* ABOUT THIS EXERCISE *
Pull every line containing "icon" from the entries.
····················
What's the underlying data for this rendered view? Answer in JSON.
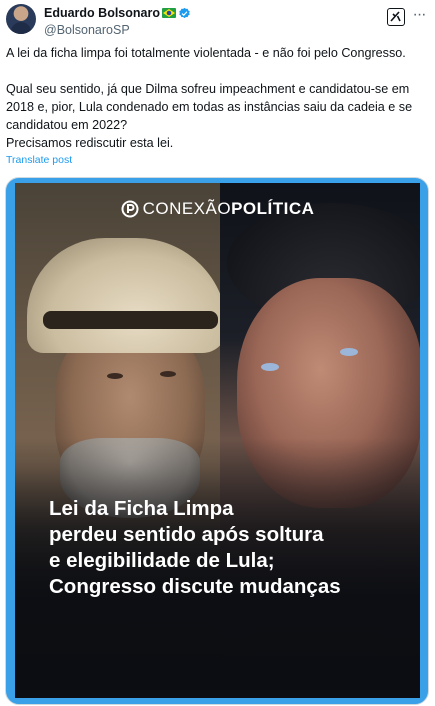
{
  "author": {
    "display_name": "Eduardo Bolsonaro",
    "handle": "@BolsonaroSP",
    "flag_icon": "brazil-flag-icon",
    "verified_icon": "verified-badge-icon",
    "verified_color": "#1d9bf0"
  },
  "actions": {
    "grok_icon": "grok-icon",
    "more_label": "···"
  },
  "post": {
    "paragraph1": "A lei da ficha limpa foi totalmente violentada - e não foi pelo Congresso.",
    "paragraph2": "Qual seu sentido, já que Dilma sofreu impeachment e candidatou-se em 2018 e, pior, Lula condenado em todas as instâncias saiu da cadeia e se candidatou em 2022?",
    "paragraph3": "Precisamos rediscutir esta lei.",
    "translate_label": "Translate post"
  },
  "media": {
    "brand_part1": "CONEXÃO",
    "brand_part2": "POLÍTICA",
    "headline_lines": [
      "Lei da Ficha Limpa",
      "perdeu sentido após soltura",
      "e elegibilidade de Lula;",
      "Congresso discute mudanças"
    ],
    "frame_color": "#3aa0e8"
  }
}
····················
* THE ANSWER *
    "flag_icon": "brazil-flag-icon",
    "verified_icon": "verified-badge-icon",
    "grok_icon": "grok-icon",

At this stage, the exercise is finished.